Remains believed to be those of Finbar Cafferkey, the Irish man killed fighting in Ukraine in April, have been recovered.
However, the Cafferkey family have been told it may be months before they can be repatriated to Ireland due to the large number of human remains which have to be processed.
Mr Cafferkey, from Co Mayo, died fighting with Ukrainian forces to keep a vital supply route open to the city of Bakhmut in the east of the country. For months the city was the location of some of the war’s fiercest fighting until it finally fell to the invading Russian forces in May.
Mr Cafferkey (45) was killed in a Russian mortar strike along with two other foreign fighters, US Marine veteran Cooper Andrews (26), from Ohio, and Russian anarchist Dmitriy Petrov.
The men had been fighting with the International Legion of Territorial Defence of Ukraine.
More than 40 troops fighting for the Ukrainian side were killed in the same engagement that day and continued fighting led to long delays to recovering remains.
The remains of Mr Cafferkey and his comrades have now been recovered and are being kept in a refrigerated unit in a military base in Ukraine. DNA and other tests will be conducted to formally identify them before they are released back to the family who live in Achill, Co Mayo.

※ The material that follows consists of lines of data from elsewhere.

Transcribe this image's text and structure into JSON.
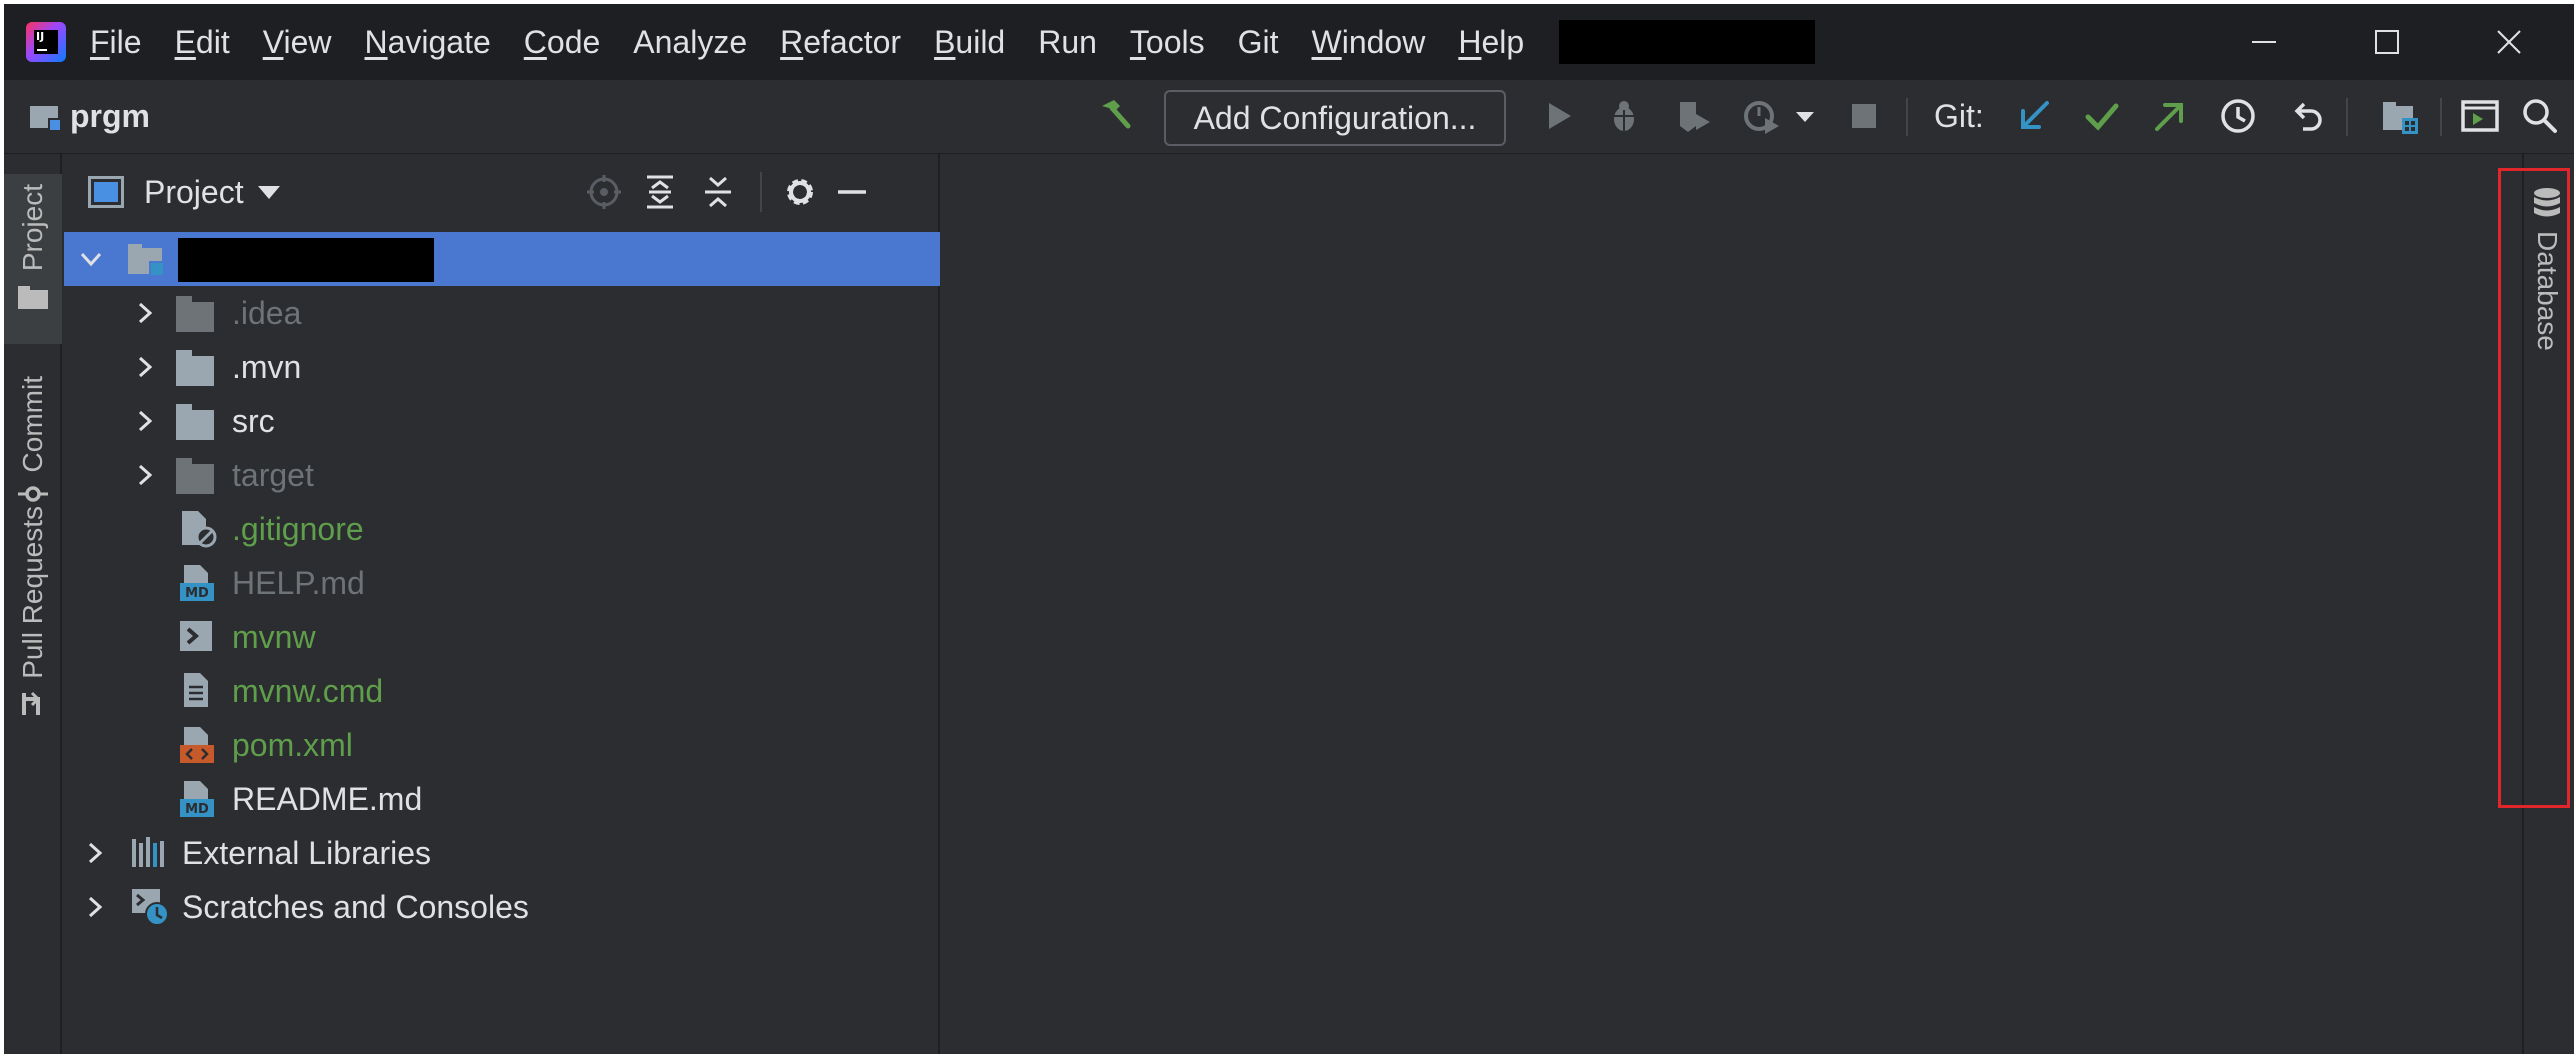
{
  "menubar": {
    "items": [
      {
        "mnemonic": "F",
        "rest": "ile"
      },
      {
        "mnemonic": "E",
        "rest": "dit"
      },
      {
        "mnemonic": "V",
        "rest": "iew"
      },
      {
        "mnemonic": "N",
        "rest": "avigate"
      },
      {
        "mnemonic": "C",
        "rest": "ode"
      },
      {
        "mnemonic": "",
        "rest": "Analyze"
      },
      {
        "mnemonic": "R",
        "rest": "efactor"
      },
      {
        "mnemonic": "B",
        "rest": "uild"
      },
      {
        "mnemonic": "",
        "rest": "Run"
      },
      {
        "mnemonic": "T",
        "rest": "ools"
      },
      {
        "mnemonic": "",
        "rest": "Git"
      },
      {
        "mnemonic": "W",
        "rest": "indow"
      },
      {
        "mnemonic": "H",
        "rest": "elp"
      }
    ]
  },
  "toolbar": {
    "project_name": "prgm",
    "add_configuration": "Add Configuration...",
    "git_label": "Git:"
  },
  "left_tabs": {
    "project": "Project",
    "commit": "Commit",
    "pull_requests": "Pull Requests"
  },
  "panel": {
    "title": "Project"
  },
  "tree": {
    "idea": ".idea",
    "mvn": ".mvn",
    "src": "src",
    "target": "target",
    "gitignore": ".gitignore",
    "help": "HELP.md",
    "mvnw": "mvnw",
    "mvnw_cmd": "mvnw.cmd",
    "pom": "pom.xml",
    "readme": "README.md",
    "external_libraries": "External Libraries",
    "scratches": "Scratches and Consoles"
  },
  "right_tabs": {
    "database": "Database"
  },
  "colors": {
    "accent_selection": "#4a78d0",
    "vcs_added_green": "#5f9e4a",
    "ignored_gray": "#6e7378",
    "highlight_box": "#e0262a"
  }
}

Mr Cafferkey’s remains are being held alongside the bodies of a large number of other fighters awaiting the same process and repatriation is not expected for about three months or possibly longer.
Well over 350,000 troops have been killed or wounded in the war since Russia launched a full-scale invasion of Ukraine in February 2022. This includes more than about 300 foreign fighters and three Irish men.

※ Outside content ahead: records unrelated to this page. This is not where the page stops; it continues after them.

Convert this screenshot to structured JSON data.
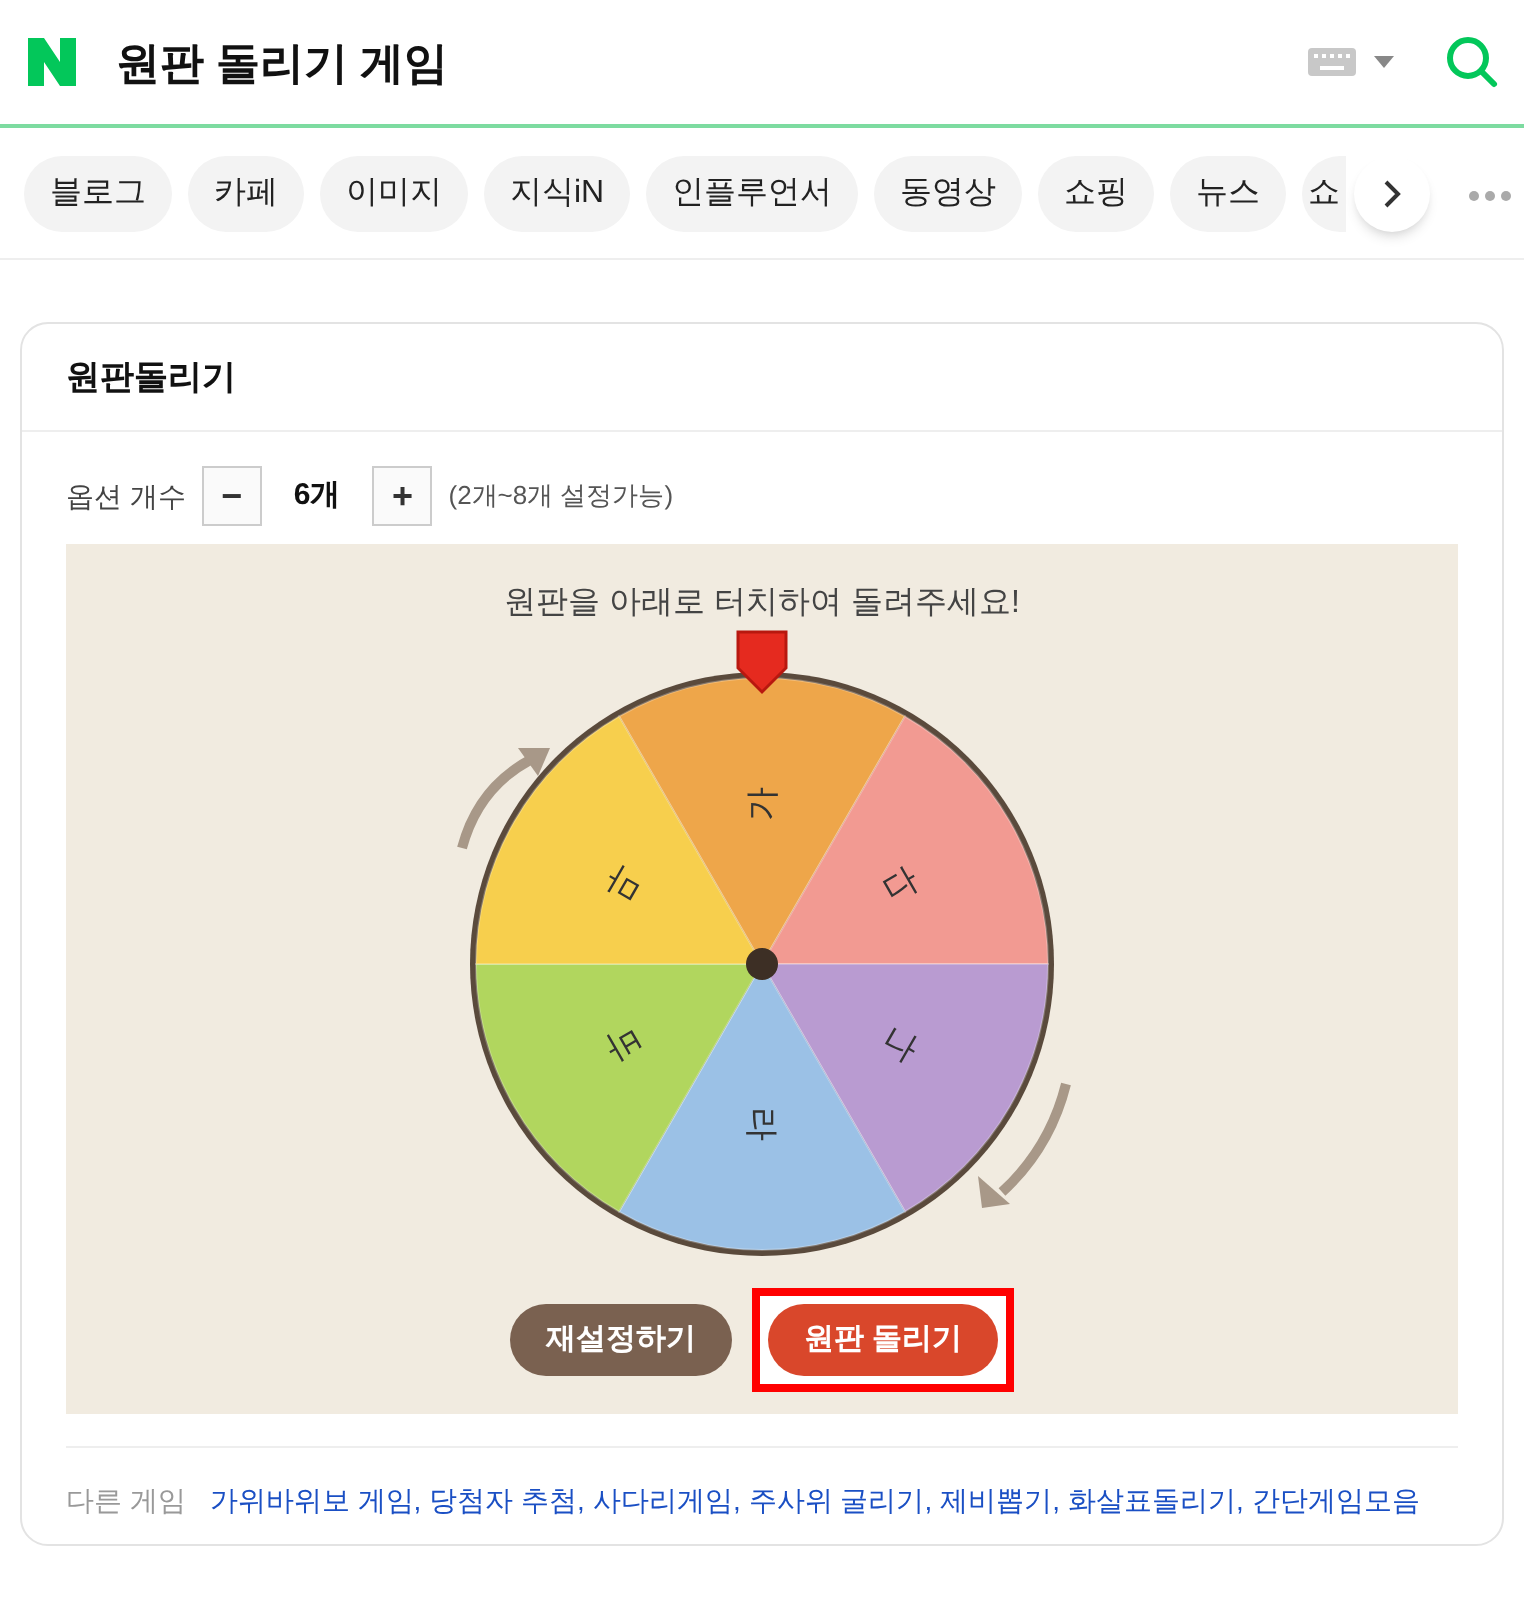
{
  "header": {
    "title": "원판 돌리기 게임"
  },
  "tabs": [
    {
      "label": "블로그"
    },
    {
      "label": "카페"
    },
    {
      "label": "이미지"
    },
    {
      "label": "지식iN"
    },
    {
      "label": "인플루언서"
    },
    {
      "label": "동영상"
    },
    {
      "label": "쇼핑"
    },
    {
      "label": "뉴스"
    },
    {
      "label": "쇼"
    }
  ],
  "card": {
    "title": "원판돌리기",
    "options": {
      "label": "옵션 개수",
      "minus": "−",
      "count": "6개",
      "plus": "+",
      "hint": "(2개~8개 설정가능)"
    },
    "game": {
      "instruction": "원판을 아래로 터치하여 돌려주세요!",
      "segments": [
        {
          "label": "가",
          "color": "#eea64a"
        },
        {
          "label": "다",
          "color": "#f29a92"
        },
        {
          "label": "나",
          "color": "#b99bd1"
        },
        {
          "label": "라",
          "color": "#9bc1e6"
        },
        {
          "label": "바",
          "color": "#b1d65e"
        },
        {
          "label": "마",
          "color": "#f7cf4d"
        }
      ],
      "buttons": [
        {
          "label": "재설정하기",
          "kind": "reset",
          "highlighted": false
        },
        {
          "label": "원판 돌리기",
          "kind": "spin",
          "highlighted": true
        }
      ]
    },
    "other_games": {
      "label": "다른 게임",
      "links": [
        "가위바위보 게임,",
        "당첨자 추첨,",
        "사다리게임,",
        "주사위 굴리기,",
        "제비뽑기,",
        "화살표돌리기,",
        "간단게임모음"
      ]
    }
  }
}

The Mayo man, who previously fought with the Kurdish YPG in Syria against the Islamic State and was active in the Shell to Sea campaign, was initially classed as missing in action before his death was confirmed.
“We’ll bring him home, le cúnamh Dé,” Mr Cafferkey’s father, Tom, told a memorial service on Achill Island in May.
Among the hundreds who attended was a group of about 40 Ukrainians, now living in Westport. They carried a large wreath which proclaimed: “To our hero, Finbar Cafferkey. From all Ukrainians.”
Finbar’s mother, Celine, spoke of his passion for the many and varied activities in which he was involved. “His actions were propelled by things he felt deeply in his heart,” Ms Cafferkey said. “If he felt the truth of something, he followed his heart.
Mr Cafferkey and his two international comrades worked with various left-wing or anarchist groups supporting the Ukrainian war effort.
In the year before his death he worked with several groups in Poland and Ukraine that delivered aid and supplies to the front lines. He signed up with a combat unit shortly before his death.
He initially worked with an anarchist group based in Poland called ACK Galicia, ferrying vehicles and aid to Ukraine. He also worked with XVX Tacticaid, which refurbishes off-road vehicles for use in the war; Operation Solidarity, which gathered and distributed aid; and a group called Help War Victims.